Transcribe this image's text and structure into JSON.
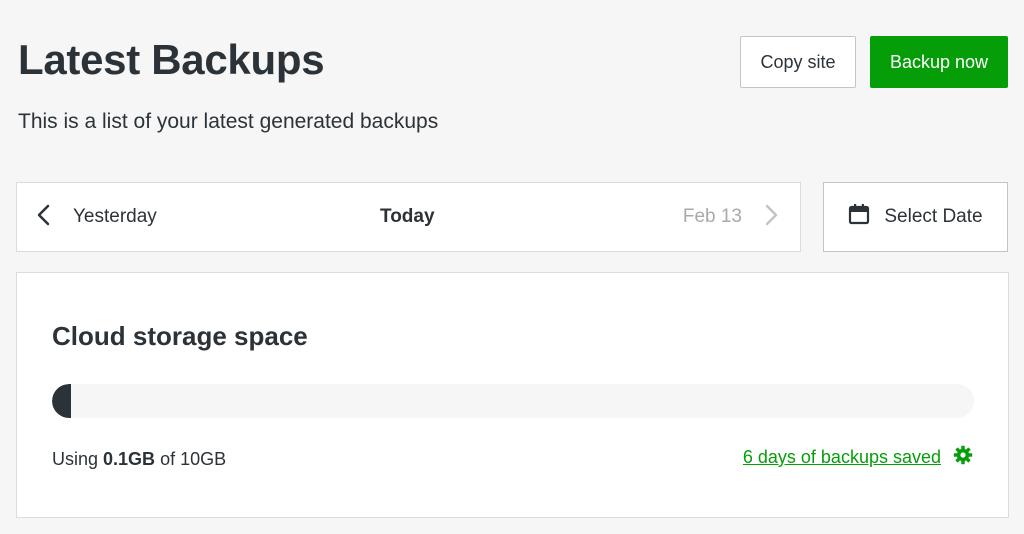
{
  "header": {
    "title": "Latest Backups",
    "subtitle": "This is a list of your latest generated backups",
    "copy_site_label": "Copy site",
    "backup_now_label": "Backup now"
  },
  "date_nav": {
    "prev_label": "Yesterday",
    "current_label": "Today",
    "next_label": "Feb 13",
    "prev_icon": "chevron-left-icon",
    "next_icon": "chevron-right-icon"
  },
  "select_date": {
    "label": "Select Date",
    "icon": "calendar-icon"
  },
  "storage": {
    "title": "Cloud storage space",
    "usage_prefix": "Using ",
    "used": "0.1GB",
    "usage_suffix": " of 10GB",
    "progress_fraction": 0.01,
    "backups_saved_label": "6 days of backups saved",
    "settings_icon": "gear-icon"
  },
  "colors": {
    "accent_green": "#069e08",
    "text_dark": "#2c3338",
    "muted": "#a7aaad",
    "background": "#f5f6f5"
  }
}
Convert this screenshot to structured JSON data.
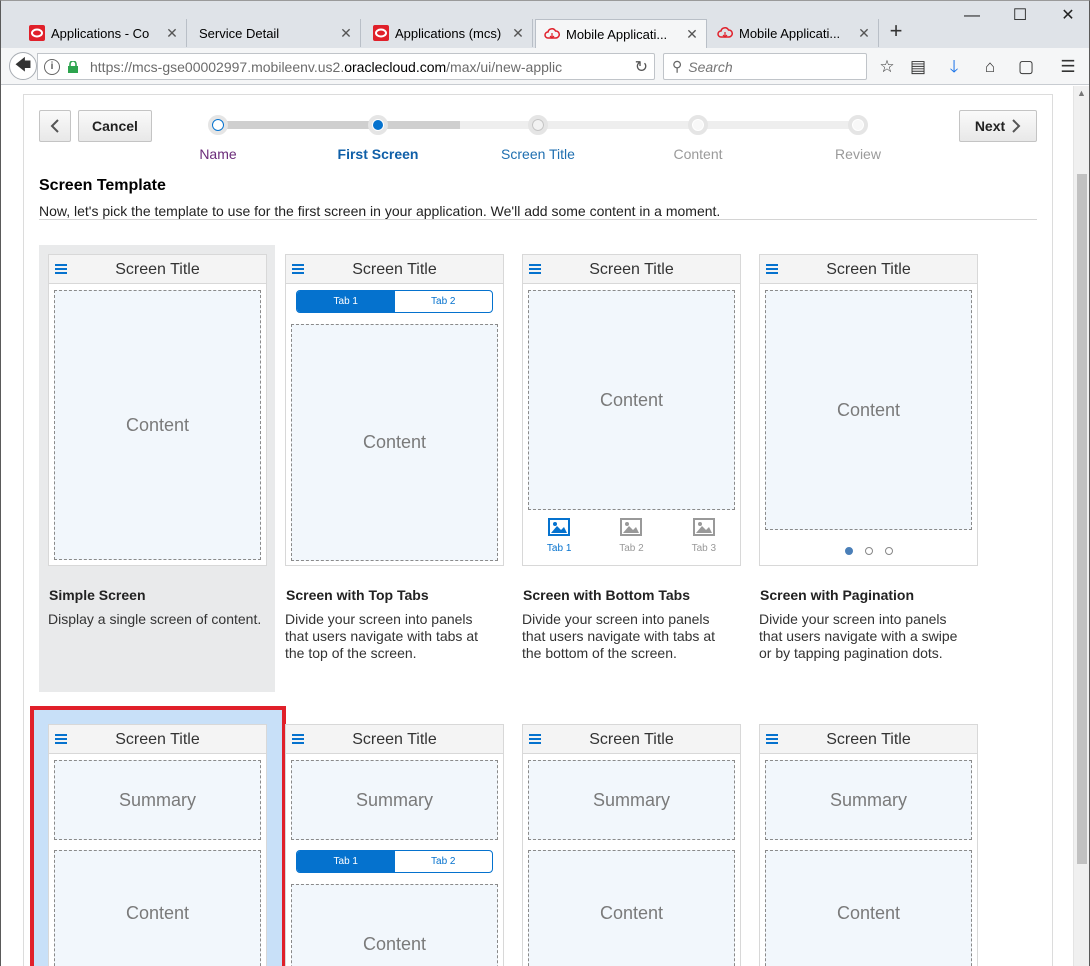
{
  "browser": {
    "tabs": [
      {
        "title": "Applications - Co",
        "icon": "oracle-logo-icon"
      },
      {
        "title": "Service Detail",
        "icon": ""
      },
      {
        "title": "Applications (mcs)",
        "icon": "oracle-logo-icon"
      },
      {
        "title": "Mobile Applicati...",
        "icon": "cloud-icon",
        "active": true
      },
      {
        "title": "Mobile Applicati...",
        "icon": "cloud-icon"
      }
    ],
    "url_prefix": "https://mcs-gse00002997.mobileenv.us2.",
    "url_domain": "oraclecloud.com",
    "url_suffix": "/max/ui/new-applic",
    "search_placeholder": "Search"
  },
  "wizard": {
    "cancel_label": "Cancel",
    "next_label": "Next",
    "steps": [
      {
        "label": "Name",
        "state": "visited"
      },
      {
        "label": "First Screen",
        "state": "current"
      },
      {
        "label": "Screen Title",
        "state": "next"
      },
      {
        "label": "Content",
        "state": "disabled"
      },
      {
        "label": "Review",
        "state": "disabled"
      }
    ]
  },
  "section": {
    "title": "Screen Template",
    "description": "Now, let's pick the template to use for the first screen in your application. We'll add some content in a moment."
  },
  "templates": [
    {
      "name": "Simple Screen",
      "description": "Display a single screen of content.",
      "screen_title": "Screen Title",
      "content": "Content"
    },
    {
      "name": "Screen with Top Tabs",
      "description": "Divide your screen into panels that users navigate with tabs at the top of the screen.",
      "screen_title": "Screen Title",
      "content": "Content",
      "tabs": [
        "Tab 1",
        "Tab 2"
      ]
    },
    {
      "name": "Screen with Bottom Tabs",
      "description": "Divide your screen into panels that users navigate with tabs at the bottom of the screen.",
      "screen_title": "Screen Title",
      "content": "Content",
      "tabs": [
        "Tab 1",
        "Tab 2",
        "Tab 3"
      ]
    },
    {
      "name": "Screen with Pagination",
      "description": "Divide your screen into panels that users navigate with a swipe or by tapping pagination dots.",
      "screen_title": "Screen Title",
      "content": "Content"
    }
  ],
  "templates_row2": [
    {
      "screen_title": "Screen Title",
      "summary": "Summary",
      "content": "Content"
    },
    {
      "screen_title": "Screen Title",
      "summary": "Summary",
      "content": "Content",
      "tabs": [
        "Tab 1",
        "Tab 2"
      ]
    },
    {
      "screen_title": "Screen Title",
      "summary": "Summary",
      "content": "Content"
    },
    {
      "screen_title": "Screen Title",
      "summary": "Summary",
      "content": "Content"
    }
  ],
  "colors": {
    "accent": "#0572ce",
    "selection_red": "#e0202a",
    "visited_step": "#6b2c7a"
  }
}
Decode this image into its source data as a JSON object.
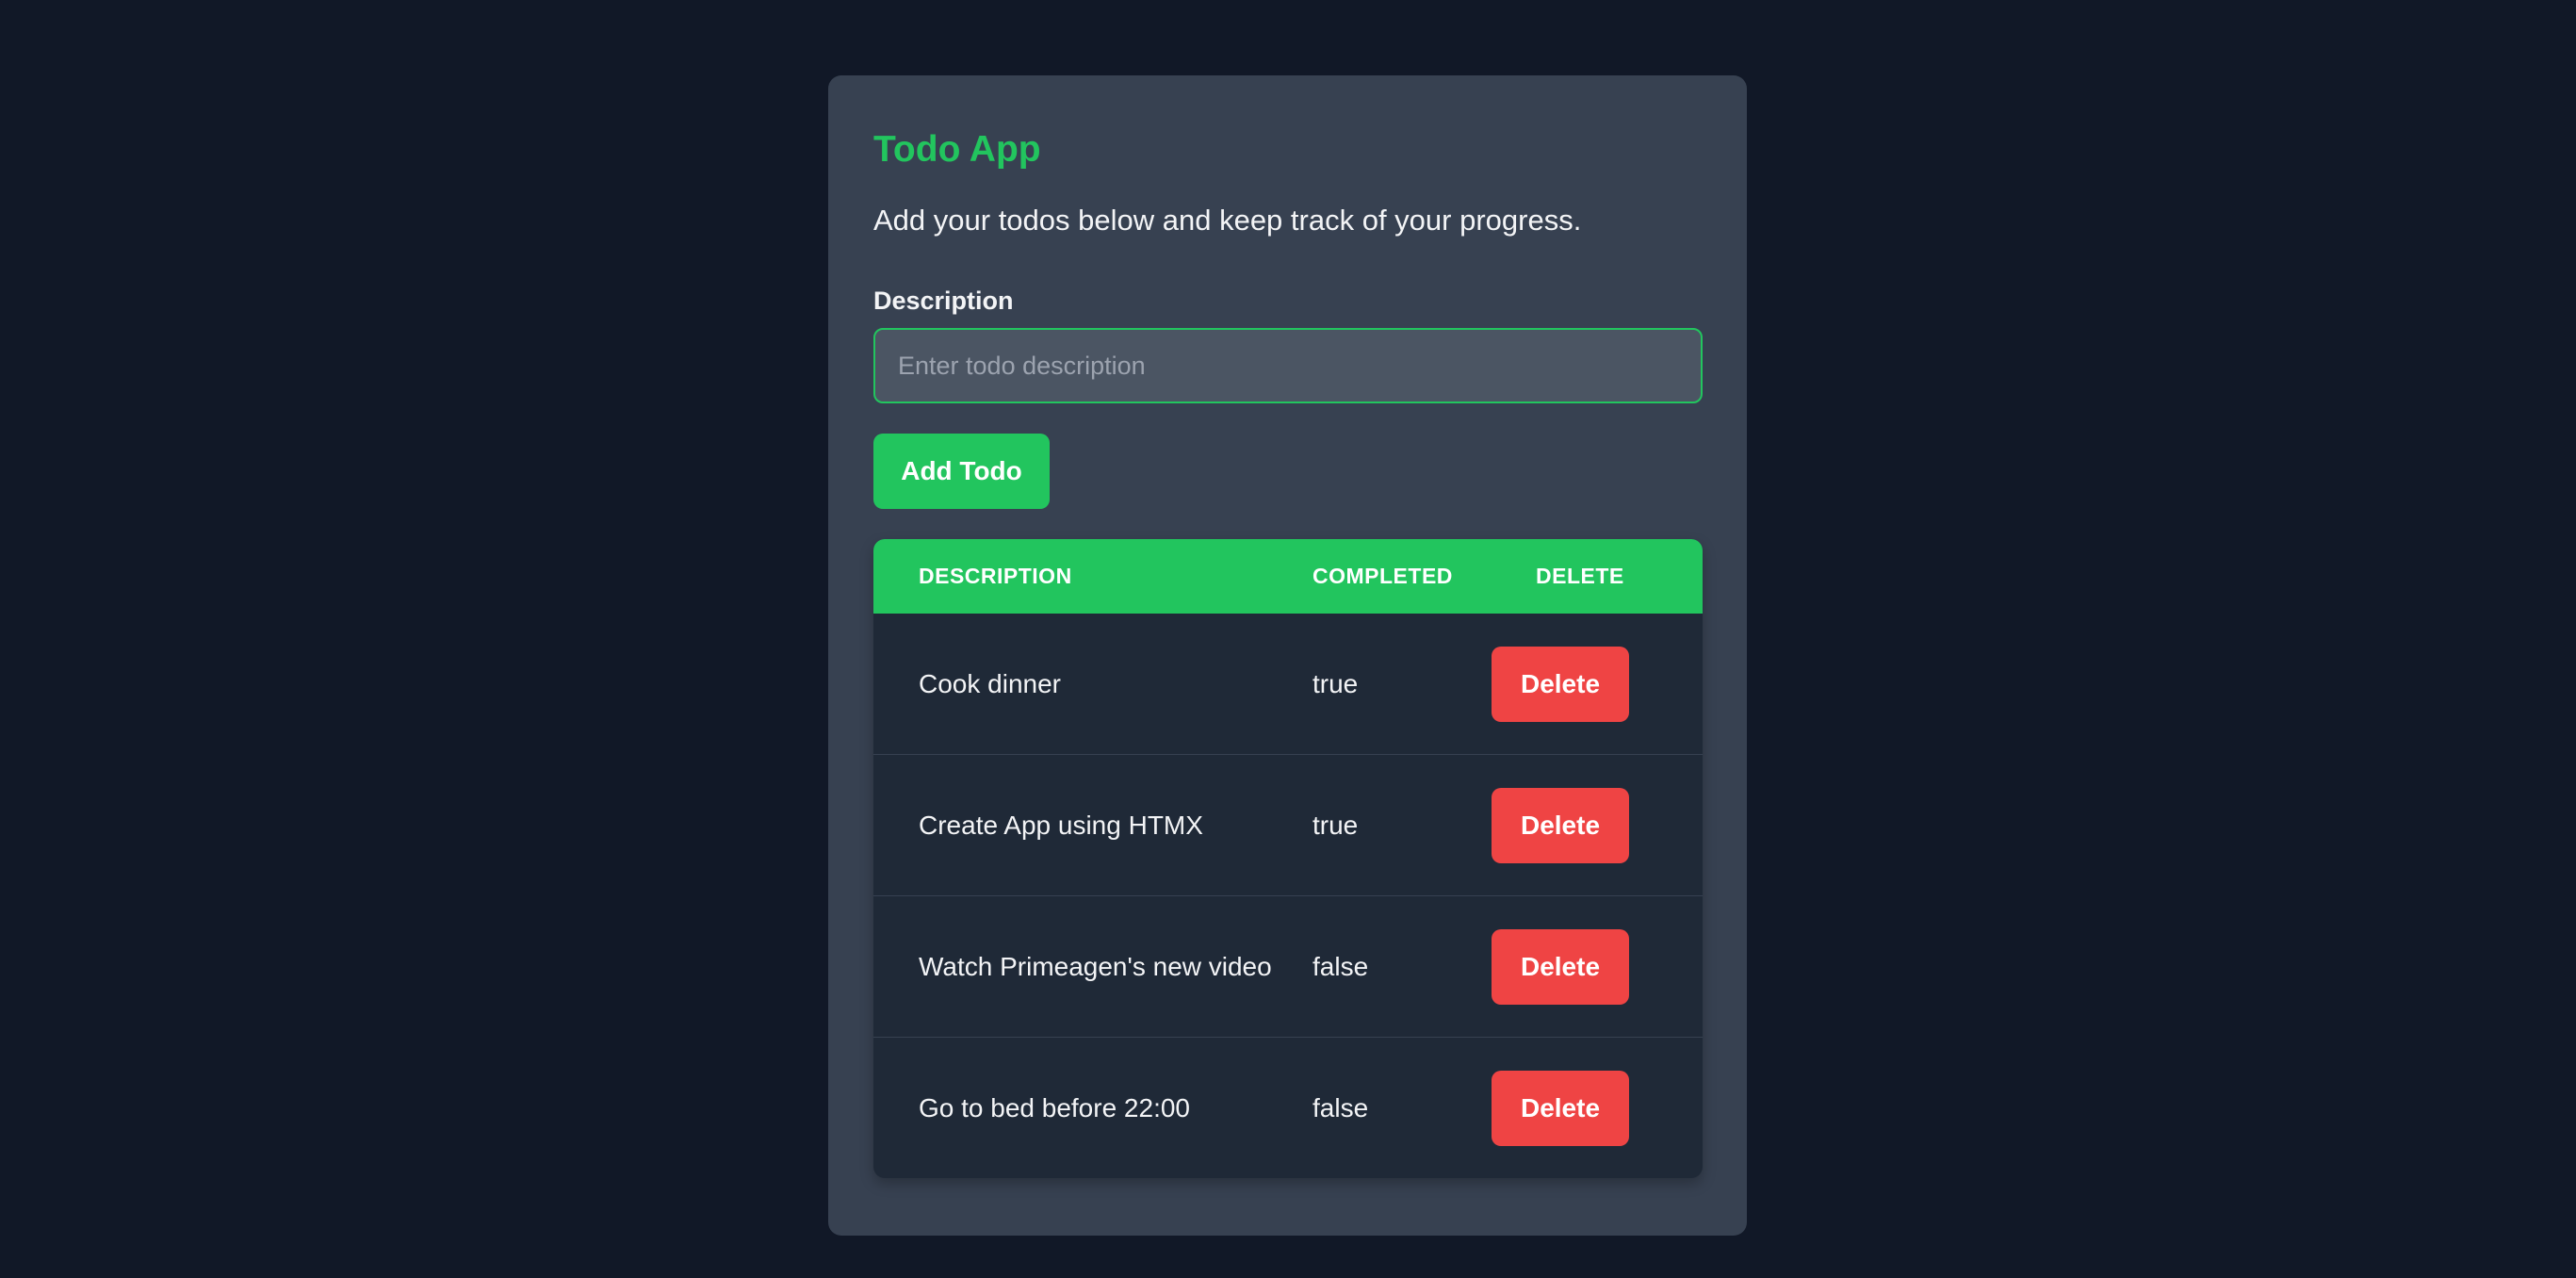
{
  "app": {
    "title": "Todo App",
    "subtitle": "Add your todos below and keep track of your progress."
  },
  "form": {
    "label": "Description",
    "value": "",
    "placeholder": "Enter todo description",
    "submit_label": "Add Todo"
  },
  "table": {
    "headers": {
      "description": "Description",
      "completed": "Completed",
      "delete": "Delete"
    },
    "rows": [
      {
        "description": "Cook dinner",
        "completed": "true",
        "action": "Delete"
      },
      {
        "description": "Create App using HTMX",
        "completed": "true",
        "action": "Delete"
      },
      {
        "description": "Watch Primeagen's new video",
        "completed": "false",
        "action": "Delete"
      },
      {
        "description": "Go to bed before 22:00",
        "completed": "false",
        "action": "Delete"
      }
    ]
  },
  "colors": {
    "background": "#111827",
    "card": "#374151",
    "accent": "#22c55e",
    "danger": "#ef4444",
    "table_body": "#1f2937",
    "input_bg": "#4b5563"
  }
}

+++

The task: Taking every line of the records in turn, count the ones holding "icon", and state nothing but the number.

Answer to the problem: 9